Start of Block
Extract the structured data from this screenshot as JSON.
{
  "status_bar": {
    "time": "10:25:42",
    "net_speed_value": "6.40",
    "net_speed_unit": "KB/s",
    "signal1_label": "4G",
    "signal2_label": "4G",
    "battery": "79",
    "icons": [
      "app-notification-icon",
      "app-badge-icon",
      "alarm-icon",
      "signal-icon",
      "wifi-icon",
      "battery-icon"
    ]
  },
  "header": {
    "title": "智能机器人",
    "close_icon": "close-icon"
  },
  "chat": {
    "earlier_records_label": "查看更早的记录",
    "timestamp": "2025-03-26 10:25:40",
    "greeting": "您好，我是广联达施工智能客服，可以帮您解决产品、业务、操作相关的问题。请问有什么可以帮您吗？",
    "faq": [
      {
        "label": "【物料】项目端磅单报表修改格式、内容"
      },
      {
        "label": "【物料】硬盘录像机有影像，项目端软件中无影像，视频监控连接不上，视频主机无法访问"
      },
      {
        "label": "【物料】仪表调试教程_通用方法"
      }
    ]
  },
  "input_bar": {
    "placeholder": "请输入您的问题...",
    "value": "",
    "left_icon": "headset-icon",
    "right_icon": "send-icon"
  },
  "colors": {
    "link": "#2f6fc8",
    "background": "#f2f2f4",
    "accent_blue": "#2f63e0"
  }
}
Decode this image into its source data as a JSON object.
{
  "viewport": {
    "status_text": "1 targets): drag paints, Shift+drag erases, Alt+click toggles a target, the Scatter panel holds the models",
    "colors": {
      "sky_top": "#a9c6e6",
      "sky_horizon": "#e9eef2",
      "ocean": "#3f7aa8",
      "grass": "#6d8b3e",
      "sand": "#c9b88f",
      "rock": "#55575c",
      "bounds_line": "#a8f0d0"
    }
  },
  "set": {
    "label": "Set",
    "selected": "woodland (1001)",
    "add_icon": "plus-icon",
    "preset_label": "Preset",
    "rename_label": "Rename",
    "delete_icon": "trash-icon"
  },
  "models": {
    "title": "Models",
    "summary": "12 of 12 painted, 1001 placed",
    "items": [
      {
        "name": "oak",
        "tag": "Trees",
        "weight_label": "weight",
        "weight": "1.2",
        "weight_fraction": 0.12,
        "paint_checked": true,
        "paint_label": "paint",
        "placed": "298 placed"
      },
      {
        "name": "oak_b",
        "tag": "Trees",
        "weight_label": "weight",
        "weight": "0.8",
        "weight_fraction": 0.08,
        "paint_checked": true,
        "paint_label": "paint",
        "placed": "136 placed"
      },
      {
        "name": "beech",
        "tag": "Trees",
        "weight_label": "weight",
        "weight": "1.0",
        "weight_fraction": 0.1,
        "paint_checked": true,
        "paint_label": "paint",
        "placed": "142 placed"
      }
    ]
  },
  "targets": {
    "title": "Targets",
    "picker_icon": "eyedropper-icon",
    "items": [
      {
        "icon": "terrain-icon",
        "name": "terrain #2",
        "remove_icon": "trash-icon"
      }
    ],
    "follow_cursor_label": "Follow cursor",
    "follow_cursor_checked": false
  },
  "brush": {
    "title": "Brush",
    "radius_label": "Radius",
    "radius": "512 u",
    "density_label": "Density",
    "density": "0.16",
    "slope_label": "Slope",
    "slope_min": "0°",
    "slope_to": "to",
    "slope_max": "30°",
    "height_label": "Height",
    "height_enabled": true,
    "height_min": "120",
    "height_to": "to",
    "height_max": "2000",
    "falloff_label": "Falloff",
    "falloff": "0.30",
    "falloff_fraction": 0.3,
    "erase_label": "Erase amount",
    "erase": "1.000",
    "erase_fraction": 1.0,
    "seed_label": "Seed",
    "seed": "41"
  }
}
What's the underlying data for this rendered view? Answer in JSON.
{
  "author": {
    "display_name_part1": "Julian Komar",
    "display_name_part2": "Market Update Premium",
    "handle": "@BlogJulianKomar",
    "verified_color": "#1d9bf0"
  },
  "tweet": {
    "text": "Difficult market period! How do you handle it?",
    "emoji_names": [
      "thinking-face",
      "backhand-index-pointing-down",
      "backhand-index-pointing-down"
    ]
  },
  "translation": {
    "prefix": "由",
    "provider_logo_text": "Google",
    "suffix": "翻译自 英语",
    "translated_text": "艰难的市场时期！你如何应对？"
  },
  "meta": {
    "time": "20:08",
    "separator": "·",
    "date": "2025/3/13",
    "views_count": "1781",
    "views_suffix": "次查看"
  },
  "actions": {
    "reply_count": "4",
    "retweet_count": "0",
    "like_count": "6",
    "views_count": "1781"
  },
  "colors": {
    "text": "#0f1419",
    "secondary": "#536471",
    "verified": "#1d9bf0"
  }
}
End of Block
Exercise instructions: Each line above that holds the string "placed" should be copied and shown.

Task answer:
    "summary": "12 of 12 painted, 1001 placed",
        "placed": "298 placed"
        "placed": "136 placed"
        "placed": "142 placed"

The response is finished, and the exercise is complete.